McClarty Farms has been very diligent in owning and acquiring property in areas of abundant ground water. We have had the rights to this water for over a century. It is often not about availability, but about ownership. We are nervous that we are being legislated by large populations in coastal cities with no knowledge of how food gets onto their table. Permanent crops must be planted years before they are ready to harvest. Water unknowns today are forcing farmers to make decisions that will impact our food supply five years from now. Our obligation is to educate and inform, making people aware of the growing concern we have for our way of life, our own families, and all agriculture-dependent families. We do not want to see bare grocery store shelves or be dependent on imports for our food security. We as farmers have always been innovative and creative, and we will continue to work to solve these challenges. Using available tools, we do everything we can to manage water as efficiently as possible. “Marginal” water-challenged areas are left fallow, while drip irrigation and new technology allows for better water management, determining the perfect quantity for plant needs.
Our job now is to make people understand that we need to share the most important commodity in California… water.
HMC Farms® has partnered with Tevel Aerobotics Technologies to pilot their drone harvesting system utilizing Flying Autonomous Robots. Each robot has the ability to fly, locate fruit, harvest and place the fruit all on its own with no human interaction required.
HMC Farms has a reputation for pursuing cutting edge ag technology. Drew Ketelsen, Vice President and Farm Manager, has a background in civil engineering which gives him a unique perspective on farming and technology. He and Jon McClarty, President of HMC Farms and Drew’s brother-in-law, work together to stay updated on the latest developments and test various forms of ag tech in order to determine the best fit for their farms.
Ketelsen attributes HMC’s high density stone fruit planting system with the ability to utilize drone harvesting. He says, “The years of work we’ve put into cultivating high density orchards are paying off as we implement technology like Flying Autonomous Robot harvesting. We have successfully harvested peaches, nectarines and multiple colors of plums using drones this summer. This project is still in an early stage, but the future potential is very exciting.”
When asked about his thoughts on the pilot program and expanding into the U.S. market, Ittai Marom, US General Manager at Tevel Aerobotics Technologies, shared: “Tevel is pushing the limits of the autonomous revolution in agriculture, and this year marks our debut in the US with our first customers, among them HMC Farms. In harvesting HMC’s fruit, we are gaining first-hand field experience by working alongside their team, while HMC is positioning itself at the forefront of robotic harvesting of stone fruit.
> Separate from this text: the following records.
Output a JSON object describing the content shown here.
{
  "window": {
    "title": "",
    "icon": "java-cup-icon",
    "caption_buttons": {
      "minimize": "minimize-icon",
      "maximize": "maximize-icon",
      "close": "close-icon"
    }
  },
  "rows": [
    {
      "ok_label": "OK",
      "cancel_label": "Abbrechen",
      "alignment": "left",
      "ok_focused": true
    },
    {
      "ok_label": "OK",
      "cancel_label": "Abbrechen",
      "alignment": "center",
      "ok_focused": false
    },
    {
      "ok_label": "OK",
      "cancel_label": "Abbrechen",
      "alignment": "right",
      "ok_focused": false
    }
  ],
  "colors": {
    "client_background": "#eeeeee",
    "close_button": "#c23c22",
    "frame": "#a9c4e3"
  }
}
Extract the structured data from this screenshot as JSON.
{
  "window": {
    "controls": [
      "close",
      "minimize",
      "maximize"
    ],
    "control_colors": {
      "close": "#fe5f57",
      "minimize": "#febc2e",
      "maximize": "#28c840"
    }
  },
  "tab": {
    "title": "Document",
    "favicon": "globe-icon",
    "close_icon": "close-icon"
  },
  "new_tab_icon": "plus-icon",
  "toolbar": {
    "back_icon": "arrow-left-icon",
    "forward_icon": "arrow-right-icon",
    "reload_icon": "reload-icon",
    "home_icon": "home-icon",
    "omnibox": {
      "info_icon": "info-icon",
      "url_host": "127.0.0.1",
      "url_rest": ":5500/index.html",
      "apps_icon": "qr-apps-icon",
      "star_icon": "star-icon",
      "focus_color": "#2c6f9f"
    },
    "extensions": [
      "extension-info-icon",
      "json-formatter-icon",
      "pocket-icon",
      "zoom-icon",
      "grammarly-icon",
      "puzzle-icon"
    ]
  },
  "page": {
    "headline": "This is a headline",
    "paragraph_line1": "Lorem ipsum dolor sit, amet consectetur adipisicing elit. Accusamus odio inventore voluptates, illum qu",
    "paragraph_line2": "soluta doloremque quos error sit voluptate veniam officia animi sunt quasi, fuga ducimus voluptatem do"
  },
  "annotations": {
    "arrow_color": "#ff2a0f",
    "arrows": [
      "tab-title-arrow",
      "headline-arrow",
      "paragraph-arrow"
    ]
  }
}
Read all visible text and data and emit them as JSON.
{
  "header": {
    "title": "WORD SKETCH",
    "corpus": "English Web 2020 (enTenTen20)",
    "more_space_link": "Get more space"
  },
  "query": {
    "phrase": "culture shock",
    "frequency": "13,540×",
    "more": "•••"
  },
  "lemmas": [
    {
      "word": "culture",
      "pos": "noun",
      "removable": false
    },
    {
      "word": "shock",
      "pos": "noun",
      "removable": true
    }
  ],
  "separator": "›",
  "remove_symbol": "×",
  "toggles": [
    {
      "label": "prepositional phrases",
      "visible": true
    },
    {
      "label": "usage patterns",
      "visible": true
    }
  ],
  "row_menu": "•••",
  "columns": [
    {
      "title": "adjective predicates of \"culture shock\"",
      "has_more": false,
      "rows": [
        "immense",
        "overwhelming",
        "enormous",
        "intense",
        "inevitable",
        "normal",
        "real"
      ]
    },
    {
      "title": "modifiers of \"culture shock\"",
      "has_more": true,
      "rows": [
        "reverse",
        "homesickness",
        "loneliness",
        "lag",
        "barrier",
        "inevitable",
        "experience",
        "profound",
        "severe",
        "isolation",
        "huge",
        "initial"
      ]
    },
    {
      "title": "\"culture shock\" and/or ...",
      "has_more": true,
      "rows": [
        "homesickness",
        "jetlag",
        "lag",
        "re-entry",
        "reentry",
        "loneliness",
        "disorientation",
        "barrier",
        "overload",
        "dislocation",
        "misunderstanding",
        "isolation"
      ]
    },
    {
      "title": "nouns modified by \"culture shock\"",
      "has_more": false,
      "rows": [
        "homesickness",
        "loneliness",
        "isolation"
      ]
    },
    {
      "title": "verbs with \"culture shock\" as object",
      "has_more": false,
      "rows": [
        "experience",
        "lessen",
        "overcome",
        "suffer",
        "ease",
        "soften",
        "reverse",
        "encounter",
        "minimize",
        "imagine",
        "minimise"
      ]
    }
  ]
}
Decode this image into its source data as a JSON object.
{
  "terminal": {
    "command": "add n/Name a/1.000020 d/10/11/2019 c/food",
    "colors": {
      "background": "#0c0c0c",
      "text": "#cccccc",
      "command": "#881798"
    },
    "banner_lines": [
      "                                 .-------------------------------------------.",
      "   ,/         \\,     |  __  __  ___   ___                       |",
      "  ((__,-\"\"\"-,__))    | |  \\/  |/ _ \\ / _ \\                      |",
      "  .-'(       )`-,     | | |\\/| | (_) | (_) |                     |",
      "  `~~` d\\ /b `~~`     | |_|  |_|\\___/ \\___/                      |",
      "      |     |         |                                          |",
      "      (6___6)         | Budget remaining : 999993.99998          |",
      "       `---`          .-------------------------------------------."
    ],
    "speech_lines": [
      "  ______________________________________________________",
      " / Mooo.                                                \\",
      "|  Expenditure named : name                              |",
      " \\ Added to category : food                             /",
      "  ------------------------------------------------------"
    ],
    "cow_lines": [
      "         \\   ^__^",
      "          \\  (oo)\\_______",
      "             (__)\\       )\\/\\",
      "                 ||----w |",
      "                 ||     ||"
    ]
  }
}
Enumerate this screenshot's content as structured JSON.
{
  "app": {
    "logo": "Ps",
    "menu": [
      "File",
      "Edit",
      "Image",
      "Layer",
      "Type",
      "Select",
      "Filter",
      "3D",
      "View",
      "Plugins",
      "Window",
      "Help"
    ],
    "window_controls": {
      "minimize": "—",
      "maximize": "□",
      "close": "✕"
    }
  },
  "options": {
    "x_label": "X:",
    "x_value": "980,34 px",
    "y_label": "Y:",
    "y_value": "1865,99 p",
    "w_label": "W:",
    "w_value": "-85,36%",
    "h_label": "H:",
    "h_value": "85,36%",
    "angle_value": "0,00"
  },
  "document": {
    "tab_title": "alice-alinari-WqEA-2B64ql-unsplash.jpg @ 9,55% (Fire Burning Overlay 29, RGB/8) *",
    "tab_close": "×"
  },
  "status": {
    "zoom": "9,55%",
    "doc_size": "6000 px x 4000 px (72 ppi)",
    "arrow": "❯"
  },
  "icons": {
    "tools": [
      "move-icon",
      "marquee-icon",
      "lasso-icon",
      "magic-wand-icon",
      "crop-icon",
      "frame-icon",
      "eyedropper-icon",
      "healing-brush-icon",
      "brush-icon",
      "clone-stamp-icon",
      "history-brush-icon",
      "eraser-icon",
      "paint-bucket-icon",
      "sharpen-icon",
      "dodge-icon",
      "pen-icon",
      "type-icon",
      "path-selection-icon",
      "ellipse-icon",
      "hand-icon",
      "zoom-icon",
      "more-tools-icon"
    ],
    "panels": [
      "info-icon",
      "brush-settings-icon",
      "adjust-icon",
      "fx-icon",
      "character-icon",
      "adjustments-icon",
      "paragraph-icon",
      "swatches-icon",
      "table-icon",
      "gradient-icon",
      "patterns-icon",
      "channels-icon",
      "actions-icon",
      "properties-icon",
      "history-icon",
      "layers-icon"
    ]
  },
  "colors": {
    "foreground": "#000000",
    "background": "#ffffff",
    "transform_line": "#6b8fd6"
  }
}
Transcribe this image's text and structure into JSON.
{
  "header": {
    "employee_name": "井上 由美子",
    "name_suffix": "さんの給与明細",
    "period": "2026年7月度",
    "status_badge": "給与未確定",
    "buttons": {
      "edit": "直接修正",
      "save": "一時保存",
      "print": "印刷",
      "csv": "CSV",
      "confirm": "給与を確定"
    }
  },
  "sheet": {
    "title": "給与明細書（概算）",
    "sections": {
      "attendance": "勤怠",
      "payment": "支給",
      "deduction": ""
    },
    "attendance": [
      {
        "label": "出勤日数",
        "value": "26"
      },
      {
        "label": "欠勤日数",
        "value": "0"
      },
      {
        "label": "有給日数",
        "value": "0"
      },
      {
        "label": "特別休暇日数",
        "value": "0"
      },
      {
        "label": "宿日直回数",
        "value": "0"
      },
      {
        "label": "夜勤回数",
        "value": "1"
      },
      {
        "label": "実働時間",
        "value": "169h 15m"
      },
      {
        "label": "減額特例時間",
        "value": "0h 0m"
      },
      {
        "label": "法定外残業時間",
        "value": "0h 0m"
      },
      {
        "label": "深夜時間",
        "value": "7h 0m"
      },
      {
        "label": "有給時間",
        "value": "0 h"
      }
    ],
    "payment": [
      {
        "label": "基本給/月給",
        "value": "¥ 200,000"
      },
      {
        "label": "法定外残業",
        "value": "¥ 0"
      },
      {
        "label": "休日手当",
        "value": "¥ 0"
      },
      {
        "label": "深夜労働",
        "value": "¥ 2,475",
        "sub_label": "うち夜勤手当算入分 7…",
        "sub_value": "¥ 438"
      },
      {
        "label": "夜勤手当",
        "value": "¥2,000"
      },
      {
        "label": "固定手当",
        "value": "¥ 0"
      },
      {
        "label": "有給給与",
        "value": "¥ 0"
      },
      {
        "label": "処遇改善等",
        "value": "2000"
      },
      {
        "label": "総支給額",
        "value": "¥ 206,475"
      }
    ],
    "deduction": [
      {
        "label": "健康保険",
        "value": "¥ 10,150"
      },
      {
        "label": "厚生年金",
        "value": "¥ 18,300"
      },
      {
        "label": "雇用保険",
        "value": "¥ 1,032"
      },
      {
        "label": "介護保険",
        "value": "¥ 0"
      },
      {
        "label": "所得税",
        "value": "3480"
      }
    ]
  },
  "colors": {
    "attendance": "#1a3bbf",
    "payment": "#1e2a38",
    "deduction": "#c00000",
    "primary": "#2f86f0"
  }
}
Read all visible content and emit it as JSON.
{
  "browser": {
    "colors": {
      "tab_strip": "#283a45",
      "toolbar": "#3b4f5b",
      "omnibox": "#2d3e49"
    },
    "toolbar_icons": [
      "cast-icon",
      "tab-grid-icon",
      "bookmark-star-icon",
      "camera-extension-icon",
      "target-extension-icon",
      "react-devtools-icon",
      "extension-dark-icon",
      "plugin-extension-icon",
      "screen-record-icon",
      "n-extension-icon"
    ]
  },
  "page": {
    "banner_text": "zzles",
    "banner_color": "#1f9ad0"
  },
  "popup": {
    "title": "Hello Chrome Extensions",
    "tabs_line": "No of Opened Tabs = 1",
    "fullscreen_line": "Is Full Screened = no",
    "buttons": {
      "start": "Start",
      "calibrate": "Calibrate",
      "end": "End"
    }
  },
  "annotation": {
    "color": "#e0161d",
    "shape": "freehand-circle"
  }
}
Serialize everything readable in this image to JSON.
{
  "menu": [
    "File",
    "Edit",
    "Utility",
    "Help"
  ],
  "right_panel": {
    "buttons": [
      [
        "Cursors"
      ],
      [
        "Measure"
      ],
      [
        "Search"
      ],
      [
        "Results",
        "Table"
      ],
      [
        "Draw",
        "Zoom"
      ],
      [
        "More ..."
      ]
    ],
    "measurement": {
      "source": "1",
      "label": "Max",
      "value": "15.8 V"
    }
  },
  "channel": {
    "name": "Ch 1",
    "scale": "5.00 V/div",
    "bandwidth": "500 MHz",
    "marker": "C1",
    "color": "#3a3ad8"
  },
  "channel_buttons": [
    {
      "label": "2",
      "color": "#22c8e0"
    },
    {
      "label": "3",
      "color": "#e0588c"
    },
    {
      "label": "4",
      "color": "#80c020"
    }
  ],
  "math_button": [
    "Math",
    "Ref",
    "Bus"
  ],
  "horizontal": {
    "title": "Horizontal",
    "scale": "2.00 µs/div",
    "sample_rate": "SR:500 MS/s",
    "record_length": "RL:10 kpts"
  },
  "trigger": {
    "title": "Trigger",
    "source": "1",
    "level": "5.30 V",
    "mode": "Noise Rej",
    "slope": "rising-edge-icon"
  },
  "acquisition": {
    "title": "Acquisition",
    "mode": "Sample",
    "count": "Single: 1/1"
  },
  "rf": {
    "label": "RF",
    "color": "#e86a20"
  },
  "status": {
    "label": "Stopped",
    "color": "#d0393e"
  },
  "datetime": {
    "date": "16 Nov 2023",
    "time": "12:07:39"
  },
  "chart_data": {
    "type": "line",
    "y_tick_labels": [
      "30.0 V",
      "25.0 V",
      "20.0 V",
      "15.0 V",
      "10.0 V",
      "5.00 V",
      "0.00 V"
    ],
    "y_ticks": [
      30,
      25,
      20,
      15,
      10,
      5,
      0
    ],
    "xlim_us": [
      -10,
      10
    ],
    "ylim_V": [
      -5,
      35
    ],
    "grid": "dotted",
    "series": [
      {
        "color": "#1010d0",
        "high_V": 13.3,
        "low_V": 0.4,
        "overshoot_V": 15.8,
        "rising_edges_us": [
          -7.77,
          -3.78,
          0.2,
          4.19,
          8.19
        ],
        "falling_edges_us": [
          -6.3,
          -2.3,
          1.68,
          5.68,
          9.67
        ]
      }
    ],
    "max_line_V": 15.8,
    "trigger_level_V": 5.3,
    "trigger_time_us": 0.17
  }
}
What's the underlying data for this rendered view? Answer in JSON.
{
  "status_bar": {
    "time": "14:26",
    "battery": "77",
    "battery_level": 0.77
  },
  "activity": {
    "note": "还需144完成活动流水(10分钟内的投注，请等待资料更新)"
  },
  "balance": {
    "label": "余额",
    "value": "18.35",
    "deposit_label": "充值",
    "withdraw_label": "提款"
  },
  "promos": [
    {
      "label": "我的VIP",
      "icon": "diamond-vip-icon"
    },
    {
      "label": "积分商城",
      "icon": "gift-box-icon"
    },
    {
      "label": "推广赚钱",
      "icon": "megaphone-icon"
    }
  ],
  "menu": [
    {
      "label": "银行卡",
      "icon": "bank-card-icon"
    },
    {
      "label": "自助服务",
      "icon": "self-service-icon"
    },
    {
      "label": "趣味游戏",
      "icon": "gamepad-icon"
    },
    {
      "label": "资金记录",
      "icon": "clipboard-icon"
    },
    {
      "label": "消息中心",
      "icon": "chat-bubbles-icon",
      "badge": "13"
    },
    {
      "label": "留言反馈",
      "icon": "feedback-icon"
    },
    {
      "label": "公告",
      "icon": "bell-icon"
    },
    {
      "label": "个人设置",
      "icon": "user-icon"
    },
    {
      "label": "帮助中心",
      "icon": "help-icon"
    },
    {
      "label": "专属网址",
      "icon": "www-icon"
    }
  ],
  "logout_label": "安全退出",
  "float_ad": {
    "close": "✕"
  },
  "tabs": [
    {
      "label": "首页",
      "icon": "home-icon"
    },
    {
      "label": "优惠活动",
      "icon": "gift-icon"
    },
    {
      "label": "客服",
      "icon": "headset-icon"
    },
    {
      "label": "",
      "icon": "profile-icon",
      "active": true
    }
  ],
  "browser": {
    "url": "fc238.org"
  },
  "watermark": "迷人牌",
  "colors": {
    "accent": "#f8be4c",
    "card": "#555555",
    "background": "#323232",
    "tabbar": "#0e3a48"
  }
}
So far in our California operations, we have successfully harvested peaches, nectarines, and plums. We are grateful for the support we are getting from HMC’s management and team.”
Autonomous harvest options have great potential to fill a crucial need in the agricultural community, which has notoriously dealt with labor shortages over the years. In places like California’s Central Valley, this technology also may help with harvest during periods of extreme heat, as summer temperatures can often reach well above 100 degrees for many days in a row, right at the peak of stone fruit harvest.
About HMC Farms
HMC Farms is a family owned and operated farming business that has grown tree fruit and table grapes in California’s Central Valley since 1887. They believe in growing fruit they are proud to put their name on. To learn more about HMC Farms, visit www.hmcfarms.com.
About Tevel Aerobotics Technologies
Tevel’s mission is to lead the transformation from manual fruit picking into on-demand Flying Autonomous Robots. To learn more about Tevel, visit www.tevel-tech.com.